The adult Viburnum Leaf Beetle feeds on foliage leaving irregular shaped holes, while the larvae stage feed much more heavily as they develop into larger versions before they pupate. They leave the leaf nearly skeletonized. The female beetle does additional damage by chewing into the current season's twig or branch growth to deposit the eggs, which will hatch in 2018. The egg laying activity, in a general way, will resemble the damage done by the female cicada. The adults are not winter hardy and will perish at our first killing frost of the fall. Reports are that heavy feeding and subsequent egg laying can cause plant death if left untreated in as little as 2 to 3 years.
The Viburnum Leaf Beetle favors those viburnums that have a smooth, shiny leaf. In our area, Viburnum dentatum (Arrowwood Viburnum and all of the cultivars associated with the species) seems to be the favorite viburnum of the beetle so far. Those viburnums that have "hairy" leaves do not seem to be attractive to the beetle. Other smooth-leaved viburnums common to our area include American and European Cranberry Bush. Next in line for the beetle is Viburnum lantana (Wayfaringtree viburnum), which also is frequently planted. Down the list further for being moderately susceptible is Viburnum lentago (Nannyberry viburnum).

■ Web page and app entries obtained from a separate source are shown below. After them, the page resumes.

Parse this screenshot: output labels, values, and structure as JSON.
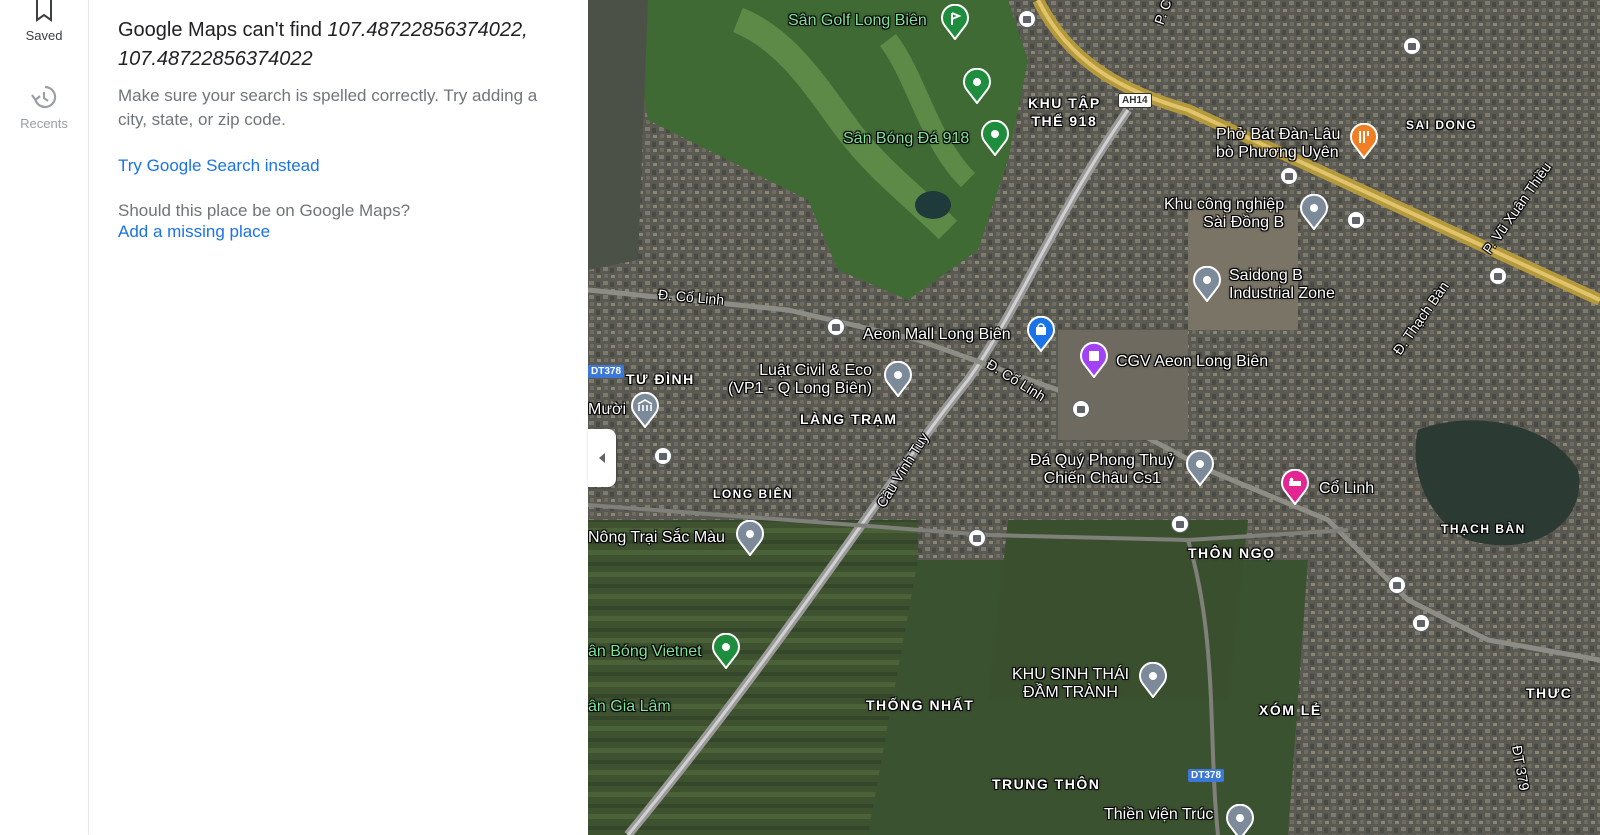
{
  "rail": {
    "saved": "Saved",
    "recents": "Recents"
  },
  "panel": {
    "title_prefix": "Google Maps can't find ",
    "query": "107.48722856374022, 107.48722856374022",
    "hint": "Make sure your search is spelled correctly. Try adding a city, state, or zip code.",
    "google_search_link": "Try Google Search instead",
    "question": "Should this place be on Google Maps?",
    "add_place_link": "Add a missing place"
  },
  "map": {
    "places": {
      "golf": "Sân Golf Long Biên",
      "football918": "Sân Bóng Đá 918",
      "pho": "Phở Bát Đàn-Lâu\nbò Phương Uyên",
      "ktx": "Khu công nghiệp\nSài Đồng B",
      "saidong": "Saidong B\nIndustrial Zone",
      "aeon": "Aeon Mall Long Biên",
      "cgv": "CGV Aeon Long Biên",
      "luat": "Luật Civil & Eco\n(VP1 - Q Long Biên)",
      "muoi": "Mười",
      "daquy": "Đá Quý Phong Thuỷ\nChiến Châu Cs1",
      "colinh_hotel": "Cổ Linh",
      "nongtrai": "Nông Trại Sắc Màu",
      "bongvietnet": "ân Bóng Vietnet",
      "sinhthai": "KHU SINH THÁI\nĐẦM TRÀNH",
      "giatlam": "ân Gia Lâm",
      "thienvien": "Thiền viện Trúc"
    },
    "areas": {
      "khutapthe": "KHU TẬP\nTHỂ 918",
      "saidong": "SAI DONG",
      "tudinh": "TƯ ĐÌNH",
      "langtram": "LÀNG TRẠM",
      "longbien": "LONG BIÊN",
      "thonngo": "THÔN NGỌ",
      "thachban": "THẠCH BÀN",
      "thongnhat": "THỐNG NHẤT",
      "xomle": "XÓM LẺ",
      "trungthon": "TRUNG THÔN",
      "thuc": "THƯC"
    },
    "roads": {
      "colinh1": "Đ. Cổ Linh",
      "colinh2": "Đ. Cổ Linh",
      "vinhtuy": "Cầu Vĩnh Tuy",
      "thachban": "Đ. Thạch Bàn",
      "vuxuanthieu": "P. Vũ Xuân Thiều",
      "dt379": "ĐT 379",
      "pc": "P. C"
    },
    "badges": {
      "ah14": "AH14",
      "dt378a": "DT378",
      "dt378b": "DT378"
    },
    "colors": {
      "green_pin": "#1e8e3e",
      "grey_pin": "#7d8a99",
      "blue_pin": "#1a73e8",
      "purple_pin": "#a142f4",
      "orange_pin": "#f07e23",
      "pink_pin": "#e52592"
    }
  }
}
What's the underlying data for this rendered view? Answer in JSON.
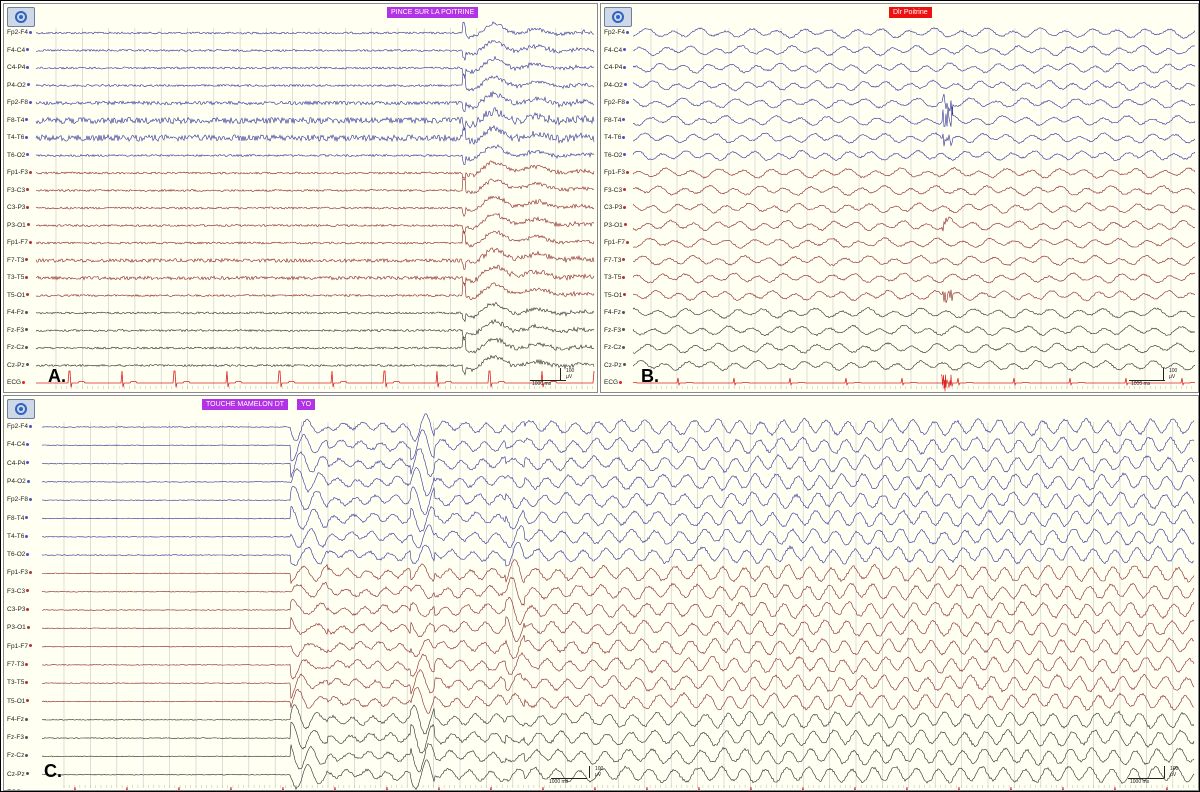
{
  "channels": [
    "Fp2-F4",
    "F4-C4",
    "C4-P4",
    "P4-O2",
    "Fp2-F8",
    "F8-T4",
    "T4-T6",
    "T6-O2",
    "Fp1-F3",
    "F3-C3",
    "C3-P3",
    "P3-O1",
    "Fp1-F7",
    "F7-T3",
    "T3-T5",
    "T5-O1",
    "F4-Fz",
    "Fz-F3",
    "Fz-Cz",
    "Cz-Pz",
    "ECG"
  ],
  "colors": {
    "right": "#2f2f9a",
    "left": "#8a2323",
    "mid": "#2b2b2b",
    "ecg": "#dd2222"
  },
  "panels": [
    {
      "id": "A",
      "label": "A.",
      "annotations": [
        {
          "text": "PINCE  SUR LA POITRINE",
          "color": "purple"
        }
      ],
      "scale": {
        "amp": "100 µV",
        "time": "1000 ms"
      }
    },
    {
      "id": "B",
      "label": "B.",
      "annotations": [
        {
          "text": "Dlr Poitrine",
          "color": "red"
        }
      ],
      "scale": {
        "amp": "100 µV",
        "time": "1000 ms"
      }
    },
    {
      "id": "C",
      "label": "C.",
      "annotations": [
        {
          "text": "TOUCHE MAMELON DT",
          "color": "purple"
        },
        {
          "text": "YO",
          "color": "purple"
        }
      ],
      "scale": {
        "amp": "100 µV",
        "time": "1000 ms"
      }
    }
  ]
}
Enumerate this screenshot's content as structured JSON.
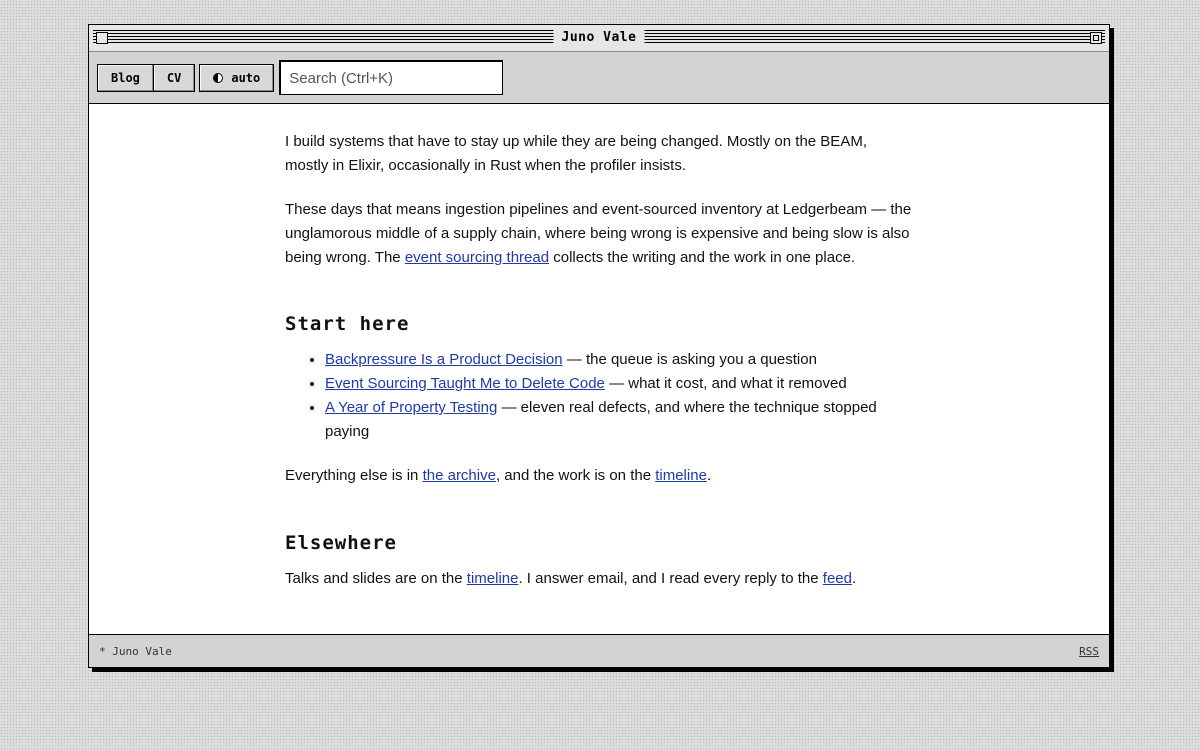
{
  "window": {
    "title": "Juno Vale"
  },
  "toolbar": {
    "blog_label": "Blog",
    "cv_label": "CV",
    "theme_label": "auto",
    "search_placeholder": "Search (Ctrl+K)"
  },
  "intro": {
    "p1": "I build systems that have to stay up while they are being changed. Mostly on the BEAM, mostly in Elixir, occasionally in Rust when the profiler insists.",
    "p2_before": "These days that means ingestion pipelines and event-sourced inventory at Ledgerbeam — the unglamorous middle of a supply chain, where being wrong is expensive and being slow is also being wrong. The ",
    "p2_link": "event sourcing thread",
    "p2_after": " collects the writing and the work in one place."
  },
  "start_here": {
    "heading": "Start here",
    "items": [
      {
        "link": "Backpressure Is a Product Decision",
        "desc": " — the queue is asking you a question"
      },
      {
        "link": "Event Sourcing Taught Me to Delete Code",
        "desc": " — what it cost, and what it removed"
      },
      {
        "link": "A Year of Property Testing",
        "desc": " — eleven real defects, and where the technique stopped paying"
      }
    ],
    "footer_before": "Everything else is in ",
    "footer_link1": "the archive",
    "footer_mid": ", and the work is on the ",
    "footer_link2": "timeline",
    "footer_after": "."
  },
  "elsewhere": {
    "heading": "Elsewhere",
    "text_before": "Talks and slides are on the ",
    "link1": "timeline",
    "text_mid": ". I answer email, and I read every reply to the ",
    "link2": "feed",
    "text_after": "."
  },
  "statusbar": {
    "left": "* Juno Vale",
    "right": "RSS"
  }
}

If the larvae went untreated, the best management practice is to look for and remove any twigs with evidence of the female egg laying activity. This will drop the population of hatching larvae down significantly in 2018. The next best practice would be to treat the newly emerging larvae as soon as possible. Like all insects, controlling them when they are young is much easier, plus less feeding damage will be done to the plants too! Controlling the larvae now, even if lots of feeding has been done, will lesson damage in 2018.